Extreme weather events have increased dramatically in the past 20 years, taking a heavy human and economic toll worldwide, and are likely to wreak further havoc, the UN said. The UN humanitarian chief warned that daunting problems in Africa’s Sahel region are worsening and the region “is very close to a tipping point,” with climate change among contributing factors. The Arctic is unravelling faster than anyone could once have predicted. A study showed only a few degrees of Arctic warming is enough to abruptly activate large-scale permafrost thawing, and greenhouse gas release at a massive scale.
2020 will likely be the hottest year when a La Niña event was present in the tropical Pacific Ocean. In 2020 Phoenix temperatures reached at least 100°F for 144 of 288 days, surpassing 143 days in 1989. Nearly half the continental U.S. is gripped by drought; conditions are expected to worsen this winter across much of the Southwest and South.
The world’s best solar power schemes now offer the “cheapest … electricity in history” with the technology cheaper than coal and gas in most major countries. Updating its 2018 analysis, RMI found that in every city analyzed, a new all-electric, single-family home is less expensive than a new mixed‑fuel home relying on gas for cooking, space heating, and water heating.
America’s hydroelectric dam industry and several environmental groups agreed to work together to get more clean energy from hydropower while reducing the dams’ environmental harm. Pumped storage could provide around-the-clock reliability for renewable energy projects, but is notoriously difficult to site. Lithium-ion batteries now dominate energy storage at renewable energy installations; competitors such as other battery types and nonchemical approaches could be better for intermediate-term storage. Hydrogen may be the answer for seasonal storage.

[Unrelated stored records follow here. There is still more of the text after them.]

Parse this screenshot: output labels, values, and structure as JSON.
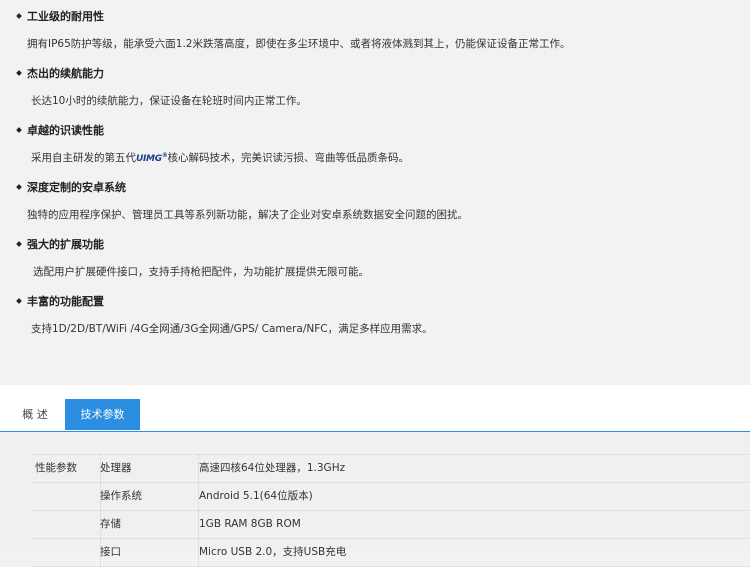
{
  "features": [
    {
      "title": "工业级的耐用性",
      "desc": "拥有IP65防护等级，能承受六面1.2米跌落高度，即使在多尘环境中、或者将液体溅到其上，仍能保证设备正常工作。"
    },
    {
      "title": "杰出的续航能力",
      "desc": "长达10小时的续航能力，保证设备在轮班时间内正常工作。"
    },
    {
      "title": "卓越的识读性能",
      "desc_prefix": "采用自主研发的第五代",
      "logo_text": "UIMG",
      "logo_mark": "®",
      "desc_suffix": "核心解码技术，完美识读污损、弯曲等低品质条码。"
    },
    {
      "title": "深度定制的安卓系统",
      "desc": "独特的应用程序保护、管理员工具等系列新功能，解决了企业对安卓系统数据安全问题的困扰。"
    },
    {
      "title": "强大的扩展功能",
      "desc": "选配用户扩展硬件接口，支持手持枪把配件，为功能扩展提供无限可能。"
    },
    {
      "title": "丰富的功能配置",
      "desc": "支持1D/2D/BT/WiFi /4G全网通/3G全网通/GPS/ Camera/NFC，满足多样应用需求。"
    }
  ],
  "tabs": [
    {
      "label": "概 述",
      "active": false
    },
    {
      "label": "技术参数",
      "active": true
    }
  ],
  "colors": {
    "accent": "#2c8ee0",
    "logo": "#1d3f8f"
  },
  "specs": {
    "category": "性能参数",
    "rows": [
      {
        "key": "处理器",
        "value": "高速四核64位处理器，1.3GHz"
      },
      {
        "key": "操作系统",
        "value": "Android 5.1(64位版本)"
      },
      {
        "key": "存储",
        "value": "1GB RAM  8GB ROM"
      },
      {
        "key": "接口",
        "value": "Micro USB 2.0，支持USB充电"
      }
    ]
  }
}
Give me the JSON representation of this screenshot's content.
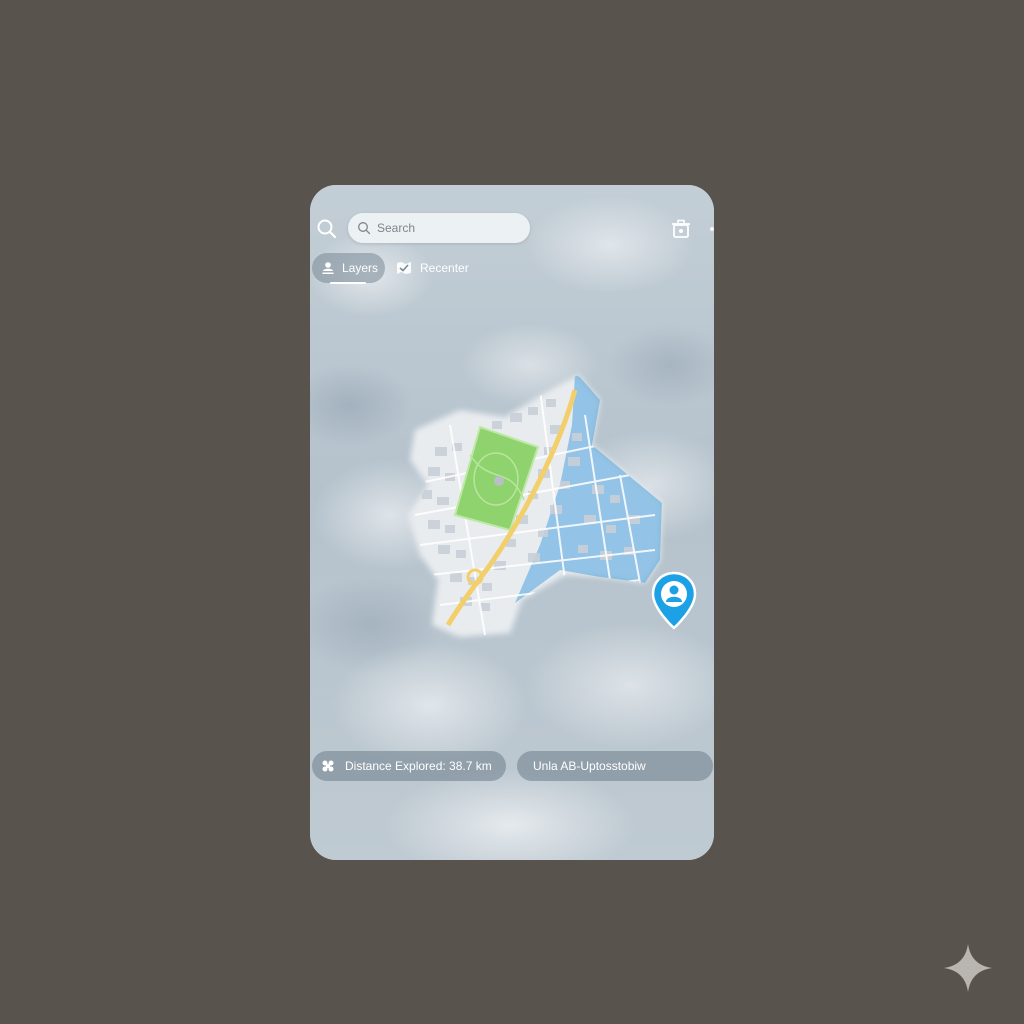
{
  "search": {
    "placeholder": "Search"
  },
  "toolbar": {
    "layers_label": "Layers",
    "recenter_label": "Recenter"
  },
  "stats": {
    "distance_label": "Distance Explored: 38.7 km",
    "unlock_label": "Unla AB-Uptosstobiw"
  },
  "icons": {
    "top_left": "search-icon",
    "search_field": "magnifier-icon",
    "top_right": "trash-icon",
    "layers": "user-stack-icon",
    "recenter": "map-check-icon",
    "distance": "footprint-icon",
    "user_marker": "user-location-pin-icon",
    "watermark": "sparkle-icon"
  },
  "colors": {
    "background": "#59534e",
    "explored_blue": "#5aa9df",
    "park_green": "#8fd36e",
    "road_yellow": "#f2cf6b",
    "pin_blue": "#1da1e6"
  }
}
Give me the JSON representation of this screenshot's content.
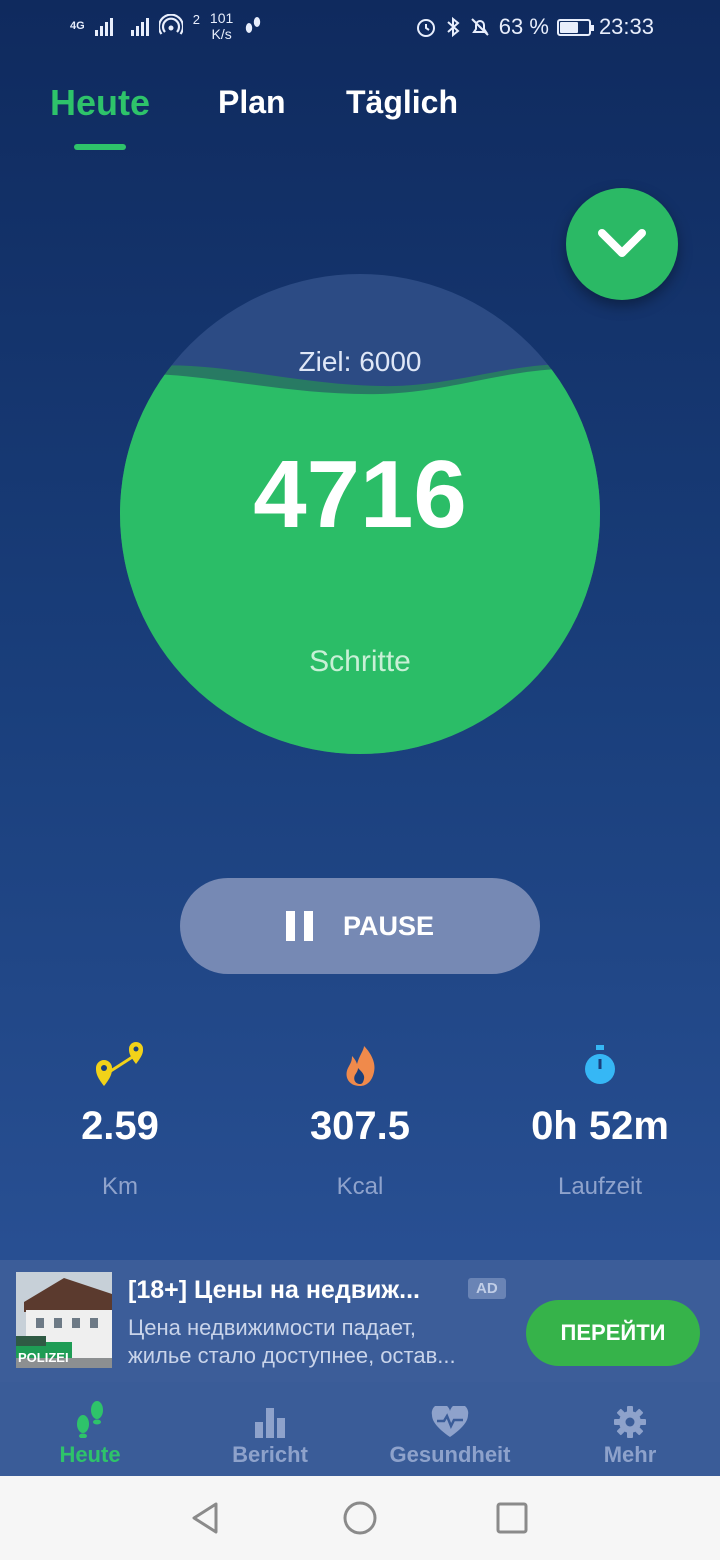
{
  "status_bar": {
    "network": "4G",
    "net_speed_top": "101",
    "net_speed_bottom": "K/s",
    "hotspot_count": "2",
    "battery": "63 %",
    "battery_level": 0.63,
    "time": "23:33"
  },
  "tabs": [
    {
      "label": "Heute",
      "active": true
    },
    {
      "label": "Plan",
      "active": false
    },
    {
      "label": "Täglich",
      "active": false
    }
  ],
  "goal": "Ziel: 6000",
  "steps": "4716",
  "steps_label": "Schritte",
  "progress": 0.786,
  "pause_label": "PAUSE",
  "stats": [
    {
      "icon": "map-pins-icon",
      "value": "2.59",
      "label": "Km"
    },
    {
      "icon": "flame-icon",
      "value": "307.5",
      "label": "Kcal"
    },
    {
      "icon": "stopwatch-icon",
      "value": "0h 52m",
      "label": "Laufzeit"
    }
  ],
  "ad": {
    "title": "[18+] Цены на недвиж...",
    "badge": "AD",
    "desc_line1": "Цена недвижимости падает,",
    "desc_line2": "жилье стало доступнее, остав...",
    "cta": "ПЕРЕЙТИ",
    "image_text": "POLIZEI"
  },
  "bottom_nav": [
    {
      "icon": "footsteps-icon",
      "label": "Heute",
      "active": true
    },
    {
      "icon": "bar-chart-icon",
      "label": "Bericht",
      "active": false
    },
    {
      "icon": "heart-pulse-icon",
      "label": "Gesundheit",
      "active": false
    },
    {
      "icon": "gear-icon",
      "label": "Mehr",
      "active": false
    }
  ],
  "colors": {
    "accent_green": "#2ec36a",
    "background_top": "#0f2a5e",
    "background_bottom": "#2c5598"
  }
}
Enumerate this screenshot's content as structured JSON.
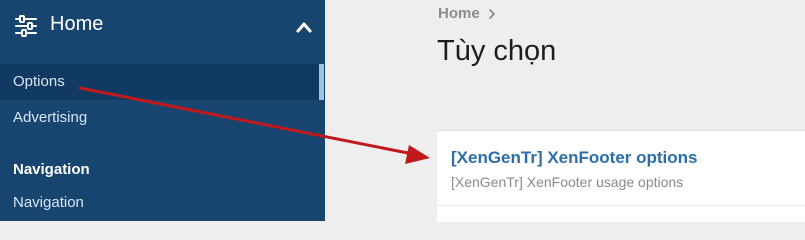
{
  "sidebar": {
    "header": {
      "label": "Home",
      "icon": "sliders-icon",
      "toggle_icon": "chevron-up-icon"
    },
    "items": [
      {
        "label": "Options",
        "active": true
      },
      {
        "label": "Advertising"
      }
    ],
    "sections": [
      {
        "title": "Navigation",
        "items": [
          {
            "label": "Navigation"
          }
        ]
      }
    ]
  },
  "main": {
    "breadcrumb": "Home",
    "title": "Tùy chọn",
    "option_group": {
      "title": "[XenGenTr] XenFooter options",
      "description": "[XenGenTr] XenFooter usage options"
    }
  },
  "annotation": {
    "arrow_color": "#c0191c"
  },
  "colors": {
    "sidebar_bg": "#17456f",
    "link": "#2b6ea9"
  }
}
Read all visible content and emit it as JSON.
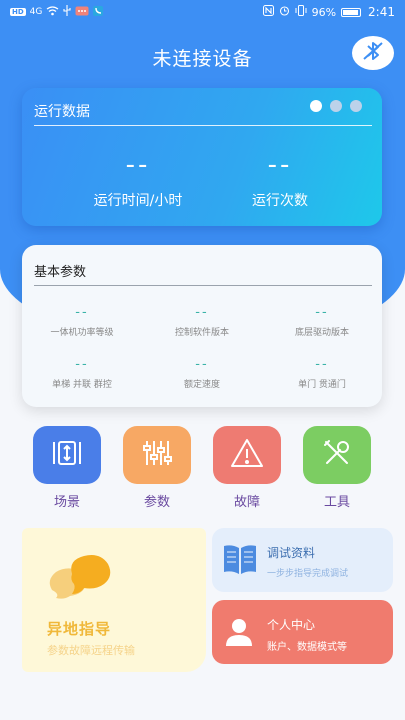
{
  "status_bar": {
    "left_chips": [
      "HD",
      "4G"
    ],
    "battery": "96%",
    "time": "2:41"
  },
  "header": {
    "title": "未连接设备"
  },
  "run_card": {
    "title": "运行数据",
    "metrics": [
      {
        "value": "--",
        "label": "运行时间/小时"
      },
      {
        "value": "--",
        "label": "运行次数"
      }
    ]
  },
  "basic_card": {
    "title": "基本参数",
    "params": [
      {
        "value": "--",
        "label": "一体机功率等级"
      },
      {
        "value": "--",
        "label": "控制软件版本"
      },
      {
        "value": "--",
        "label": "底层驱动版本"
      },
      {
        "value": "--",
        "label": "单梯 并联 群控"
      },
      {
        "value": "--",
        "label": "额定速度"
      },
      {
        "value": "--",
        "label": "单门 贯通门"
      }
    ]
  },
  "tiles": [
    {
      "label": "场景",
      "icon": "scene-icon",
      "color": "#4a7ee8"
    },
    {
      "label": "参数",
      "icon": "sliders-icon",
      "color": "#f7a864"
    },
    {
      "label": "故障",
      "icon": "warning-icon",
      "color": "#ee7b72"
    },
    {
      "label": "工具",
      "icon": "tools-icon",
      "color": "#7ccd62"
    }
  ],
  "remote_card": {
    "title": "异地指导",
    "subtitle": "参数故障远程传输"
  },
  "doc_card": {
    "title": "调试资料",
    "subtitle": "一步步指导完成调试"
  },
  "user_card": {
    "title": "个人中心",
    "subtitle": "账户、数据模式等"
  }
}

European EV sales are growing; the continent looks increasingly likely to outpace China in the near future. Arrival, a UK-based EV startup backed by Hyundai and Kia that’s preparing to make UPS electric delivery trucks, is building a South Carolina factory to make as many as 1,000 battery‑powered buses yearly.
Satellite imagery showed that, so far this year, global methane hot spots have soared 32%; methane leaks in Algeria, Russia, and Turkmenistan have grown over 40%. The warming associated with such leaks negates the benefits of shifting electricity production from coal-fired to gas-fired power plants.
Dominion Energy’s two turbine, 12 MW, $300 million, Coastal Virginia Offshore Wind pilot project successfully completed reliability testing and is ready to begin feeding electricity into Virginia’s power grid. Mitsubishi Corp. continues to explore the possibility of building an offshore Lake Erie wind project to deliver power for New York State.
The Atlantic is launching “Planet”, a new section devoted to climate change, and “The Weekly Planet”, a new newsletter.
Nearly 80% of adults in Virginia expressed interest in reading about how climate change is affecting their communities.
Emily Atkin interviewed Ayana Elizabeth Johnson and Katharine Wilkinson, editors of All We Can Save: Truth, Courage, and Solutions for the Climate Crisis.
Guardian environment correspondent Fiona Harvey recalled successes of the environmental movement, arguing it can also win the fight against the climate crisis.
Compiled by Les Grady, CAAV Steering Committee